As you move forward in your career, you can’t help but notice the importance of mentorship. Finding the right mentorship is key to a successful career. Oftentimes, you will have multiple mentors, not just one. Having a good mentor can certainly enhance your success.
Mentorship is needed at all stages of your professional growth. When you are a medical student, you are looking for mentors who help you decide what kind of doctor you want to be. You look for the personalities, career options and lifestyle that you best adhere to. When you are a resident or fellow, you are looking for mentors who help fine-tune your career world view. You have chosen your career path, now how can you make the most of it. It’s not just choosing the profession. Now you need to decide where you will work. What environment? What do you want in a job? How do you make that happen? As a junior faculty, you are carving out your career niche. How do you build and solidify your reputation? Both at your institution and within the surgical community. Mentors help in all these levels.
Mentorship comes at all different levels. Mentorship can be from peers who are working through similar challenges and are at a similar level of development. You will also find mentors in those a few years ahead of you (senior residents, junior faculty, etc.). These mentors have recently experienced your challenges. They remember the process (residency applications, job applications, your first research grant). There are also classic senior mentors. They have been through it all and can see things from a different perspective. They have connections with faculty and surgeons from all over. They are great for more national and global connections. Also, if they have been at your institution for a while, they will have a solid reputation.
Mentorship is important in multiple domains. Clinical mentorship can help you work through complex, challenging clinical scenarios. Sometimes, it’s nice to have someone to discuss a case with. It’s also nice to know that you have support, especially in your early years, with technically difficult cases. Research mentors can help you start up your research career, developing good questions and hypotheses, and write research grants. Career mentorship helps you look forward, to the future and guide your pathway to become the surgeon and professional that you want to be.
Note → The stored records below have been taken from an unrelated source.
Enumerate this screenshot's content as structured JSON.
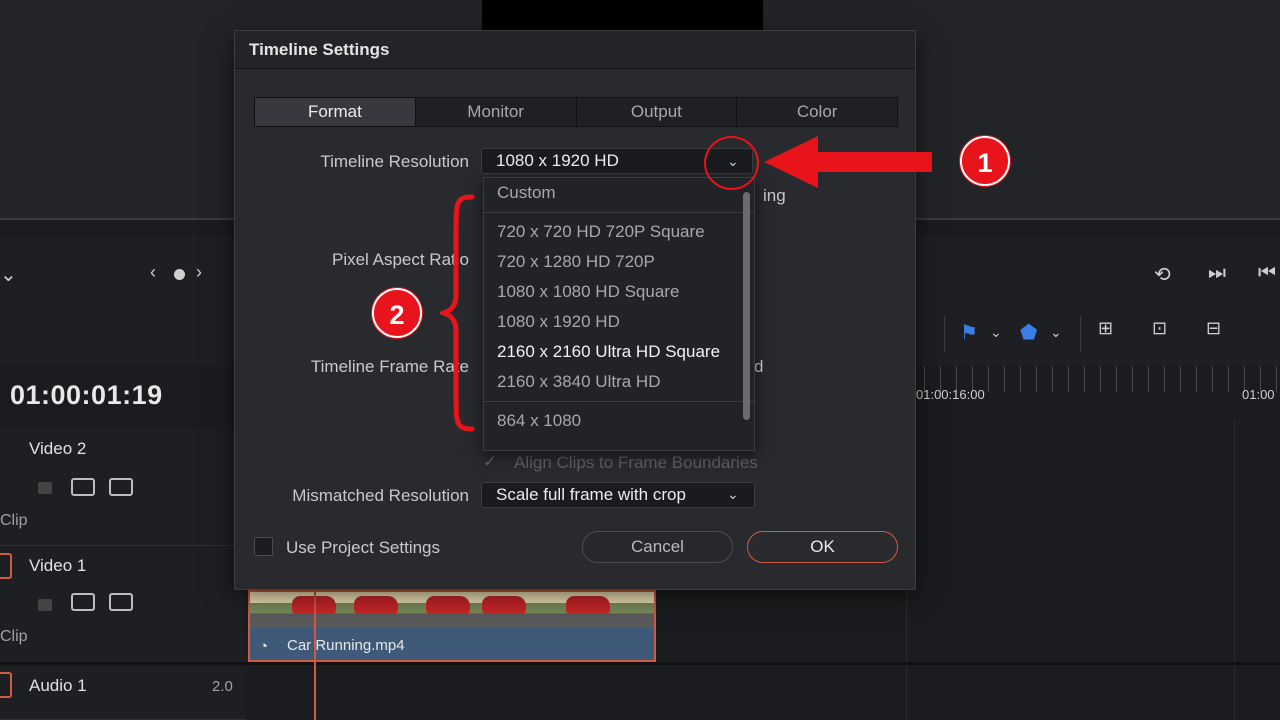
{
  "dialog": {
    "title": "Timeline Settings",
    "tabs": [
      {
        "label": "Format",
        "active": true
      },
      {
        "label": "Monitor",
        "active": false
      },
      {
        "label": "Output",
        "active": false
      },
      {
        "label": "Color",
        "active": false
      }
    ],
    "timeline_resolution_label": "Timeline Resolution",
    "timeline_resolution_value": "1080 x 1920 HD",
    "partial_behind_text": "ing",
    "pixel_aspect_ratio_label": "Pixel Aspect Ratio",
    "timeline_frame_rate_label": "Timeline Frame Rate",
    "frame_rate_partial": "d",
    "align_clips_label": "Align Clips to Frame Boundaries",
    "mismatched_resolution_label": "Mismatched Resolution",
    "mismatched_resolution_value": "Scale full frame with crop",
    "use_project_settings_label": "Use Project Settings",
    "cancel_label": "Cancel",
    "ok_label": "OK"
  },
  "resolution_dropdown": {
    "items": [
      {
        "label": "Custom",
        "group": 0
      },
      {
        "label": "720 x 720 HD 720P Square",
        "group": 1
      },
      {
        "label": "720 x 1280 HD 720P",
        "group": 1
      },
      {
        "label": "1080 x 1080 HD Square",
        "group": 1
      },
      {
        "label": "1080 x 1920 HD",
        "group": 1
      },
      {
        "label": "2160 x 2160 Ultra HD Square",
        "group": 1,
        "hover": true
      },
      {
        "label": "2160 x 3840 Ultra HD",
        "group": 1
      },
      {
        "label": "864 x 1080",
        "group": 2
      }
    ]
  },
  "annotations": {
    "badge_1": "1",
    "badge_2": "2"
  },
  "editor": {
    "timecode": "01:00:01:19",
    "tracks": [
      {
        "name": "Video 2",
        "clip_label": "Clip"
      },
      {
        "name": "Video 1",
        "clip_label": "Clip"
      },
      {
        "name": "Audio 1",
        "level": "2.0"
      }
    ],
    "ruler_times": [
      "01:00:16:00",
      "01:00"
    ],
    "clip_name": "Car Running.mp4"
  },
  "colors": {
    "accent_red": "#e8131b",
    "clip_border": "#d05a43",
    "marker_blue": "#3a7ee8"
  }
}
There is a practical side to mentorship. Mentors are letter-writers. Mentors will write letters for research grants, job applications, and when you go up for promotion. However, be forewarned that you will write the letter. The mentor will (hopefully) review what you have written before signing it. In addition to your mentors, you will need to routinely get letters from your department chair and senior faculty. So take time to cultivate these senior faculty members.
What makes a good mentor and how do you find good mentors? Some of this comes naturally. There are certain people that you encounter and mesh with quite naturally. Other times, you must more aggressively seek out mentorship. Reach out and contact people, physicians – surgeons with similar interests. It’s a great way to find out if they are the mentor for you. If they don’t respond (or respond poorly), it’s a sign that this may not be the mentor you are looking for. If you meet up and there‘s a connection, then great!
Finally, when all is said and done, it is not enough to know what you look for in a mentor. You also need to know how to be a good mentor. Reflect on the good and bad experiences you’ve had with your mentors. Aim to model the good behaviors and minimize the bad. Sometimes just taking the time to listen and respond can make all the difference.